** WORK TASK **
A faithful copy is needed. Set down all of the data below exactly.

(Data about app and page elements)
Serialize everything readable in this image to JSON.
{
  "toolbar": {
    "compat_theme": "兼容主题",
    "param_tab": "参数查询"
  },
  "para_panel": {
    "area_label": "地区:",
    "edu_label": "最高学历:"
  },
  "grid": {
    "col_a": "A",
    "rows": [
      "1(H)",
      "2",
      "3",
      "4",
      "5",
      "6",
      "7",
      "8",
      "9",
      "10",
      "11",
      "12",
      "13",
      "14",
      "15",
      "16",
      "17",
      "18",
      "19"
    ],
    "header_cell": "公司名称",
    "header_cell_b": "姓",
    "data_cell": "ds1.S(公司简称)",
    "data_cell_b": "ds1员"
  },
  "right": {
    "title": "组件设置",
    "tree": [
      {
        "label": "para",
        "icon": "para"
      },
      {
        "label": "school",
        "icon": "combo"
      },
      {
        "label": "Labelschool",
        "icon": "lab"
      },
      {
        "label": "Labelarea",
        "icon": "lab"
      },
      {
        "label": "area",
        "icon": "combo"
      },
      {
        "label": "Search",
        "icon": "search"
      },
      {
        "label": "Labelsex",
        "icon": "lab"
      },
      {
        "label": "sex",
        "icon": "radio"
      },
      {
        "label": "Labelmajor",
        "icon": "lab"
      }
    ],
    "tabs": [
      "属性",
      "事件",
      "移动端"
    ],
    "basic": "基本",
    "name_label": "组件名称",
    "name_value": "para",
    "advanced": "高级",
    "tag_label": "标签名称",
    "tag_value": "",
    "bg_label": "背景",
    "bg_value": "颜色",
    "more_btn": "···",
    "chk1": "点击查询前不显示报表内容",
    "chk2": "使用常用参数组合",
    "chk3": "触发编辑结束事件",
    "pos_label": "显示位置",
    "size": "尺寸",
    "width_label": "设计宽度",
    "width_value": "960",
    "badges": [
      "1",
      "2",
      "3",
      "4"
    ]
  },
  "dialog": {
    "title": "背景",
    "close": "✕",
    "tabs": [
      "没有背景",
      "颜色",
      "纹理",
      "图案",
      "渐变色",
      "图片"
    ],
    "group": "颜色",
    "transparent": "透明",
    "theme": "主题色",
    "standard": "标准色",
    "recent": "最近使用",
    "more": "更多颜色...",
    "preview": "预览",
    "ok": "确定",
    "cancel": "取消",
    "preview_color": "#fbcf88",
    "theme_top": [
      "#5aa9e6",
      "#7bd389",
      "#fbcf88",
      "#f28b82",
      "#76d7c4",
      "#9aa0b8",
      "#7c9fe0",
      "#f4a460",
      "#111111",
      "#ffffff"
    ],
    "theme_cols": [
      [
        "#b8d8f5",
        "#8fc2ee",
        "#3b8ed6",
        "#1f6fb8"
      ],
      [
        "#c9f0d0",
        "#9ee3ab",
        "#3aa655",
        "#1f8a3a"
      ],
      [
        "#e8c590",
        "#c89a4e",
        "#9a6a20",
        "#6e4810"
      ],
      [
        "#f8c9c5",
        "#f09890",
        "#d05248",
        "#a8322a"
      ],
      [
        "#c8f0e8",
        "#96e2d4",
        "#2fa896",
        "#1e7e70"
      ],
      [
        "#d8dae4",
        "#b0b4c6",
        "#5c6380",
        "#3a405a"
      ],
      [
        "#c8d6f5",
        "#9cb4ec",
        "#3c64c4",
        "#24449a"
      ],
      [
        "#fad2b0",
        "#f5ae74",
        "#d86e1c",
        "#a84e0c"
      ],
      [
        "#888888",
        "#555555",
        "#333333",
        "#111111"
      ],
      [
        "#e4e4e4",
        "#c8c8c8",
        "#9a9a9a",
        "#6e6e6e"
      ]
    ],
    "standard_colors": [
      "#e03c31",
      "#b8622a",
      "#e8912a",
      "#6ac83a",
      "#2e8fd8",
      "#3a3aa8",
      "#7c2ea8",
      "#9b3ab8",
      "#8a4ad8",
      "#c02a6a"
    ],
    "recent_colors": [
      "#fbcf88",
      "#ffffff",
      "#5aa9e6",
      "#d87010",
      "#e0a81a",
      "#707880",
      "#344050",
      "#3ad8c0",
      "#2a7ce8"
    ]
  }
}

** SOLUTION TO THIS TASK **
Serialize everything readable in this image to JSON.
{
  "toolbar": {
    "compat_theme": "兼容主题",
    "param_tab": "参数查询"
  },
  "para_panel": {
    "area_label": "地区:",
    "edu_label": "最高学历:"
  },
  "grid": {
    "col_a": "A",
    "rows": [
      "1(H)",
      "2",
      "3",
      "4",
      "5",
      "6",
      "7",
      "8",
      "9",
      "10",
      "11",
      "12",
      "13",
      "14",
      "15",
      "16",
      "17",
      "18",
      "19"
    ],
    "header_cell": "公司名称",
    "header_cell_b": "姓",
    "data_cell": "ds1.S(公司简称)",
    "data_cell_b": "ds1员"
  },
  "right": {
    "title": "组件设置",
    "tree": [
      {
        "label": "para",
        "icon": "para"
      },
      {
        "label": "school",
        "icon": "combo"
      },
      {
        "label": "Labelschool",
        "icon": "lab"
      },
      {
        "label": "Labelarea",
        "icon": "lab"
      },
      {
        "label": "area",
        "icon": "combo"
      },
      {
        "label": "Search",
        "icon": "search"
      },
      {
        "label": "Labelsex",
        "icon": "lab"
      },
      {
        "label": "sex",
        "icon": "radio"
      },
      {
        "label": "Labelmajor",
        "icon": "lab"
      }
    ],
    "tabs": [
      "属性",
      "事件",
      "移动端"
    ],
    "basic": "基本",
    "name_label": "组件名称",
    "name_value": "para",
    "advanced": "高级",
    "tag_label": "标签名称",
    "tag_value": "",
    "bg_label": "背景",
    "bg_value": "颜色",
    "more_btn": "···",
    "chk1": "点击查询前不显示报表内容",
    "chk2": "使用常用参数组合",
    "chk3": "触发编辑结束事件",
    "pos_label": "显示位置",
    "size": "尺寸",
    "width_label": "设计宽度",
    "width_value": "960",
    "badges": [
      "1",
      "2",
      "3",
      "4"
    ]
  },
  "dialog": {
    "title": "背景",
    "close": "✕",
    "tabs": [
      "没有背景",
      "颜色",
      "纹理",
      "图案",
      "渐变色",
      "图片"
    ],
    "group": "颜色",
    "transparent": "透明",
    "theme": "主题色",
    "standard": "标准色",
    "recent": "最近使用",
    "more": "更多颜色...",
    "preview": "预览",
    "ok": "确定",
    "cancel": "取消",
    "preview_color": "#fbcf88",
    "theme_top": [
      "#5aa9e6",
      "#7bd389",
      "#fbcf88",
      "#f28b82",
      "#76d7c4",
      "#9aa0b8",
      "#7c9fe0",
      "#f4a460",
      "#111111",
      "#ffffff"
    ],
    "theme_cols": [
      [
        "#b8d8f5",
        "#8fc2ee",
        "#3b8ed6",
        "#1f6fb8"
      ],
      [
        "#c9f0d0",
        "#9ee3ab",
        "#3aa655",
        "#1f8a3a"
      ],
      [
        "#e8c590",
        "#c89a4e",
        "#9a6a20",
        "#6e4810"
      ],
      [
        "#f8c9c5",
        "#f09890",
        "#d05248",
        "#a8322a"
      ],
      [
        "#c8f0e8",
        "#96e2d4",
        "#2fa896",
        "#1e7e70"
      ],
      [
        "#d8dae4",
        "#b0b4c6",
        "#5c6380",
        "#3a405a"
      ],
      [
        "#c8d6f5",
        "#9cb4ec",
        "#3c64c4",
        "#24449a"
      ],
      [
        "#fad2b0",
        "#f5ae74",
        "#d86e1c",
        "#a84e0c"
      ],
      [
        "#888888",
        "#555555",
        "#333333",
        "#111111"
      ],
      [
        "#e4e4e4",
        "#c8c8c8",
        "#9a9a9a",
        "#6e6e6e"
      ]
    ],
    "standard_colors": [
      "#e03c31",
      "#b8622a",
      "#e8912a",
      "#6ac83a",
      "#2e8fd8",
      "#3a3aa8",
      "#7c2ea8",
      "#9b3ab8",
      "#8a4ad8",
      "#c02a6a"
    ],
    "recent_colors": [
      "#fbcf88",
      "#ffffff",
      "#5aa9e6",
      "#d87010",
      "#e0a81a",
      "#707880",
      "#344050",
      "#3ad8c0",
      "#2a7ce8"
    ]
  }
}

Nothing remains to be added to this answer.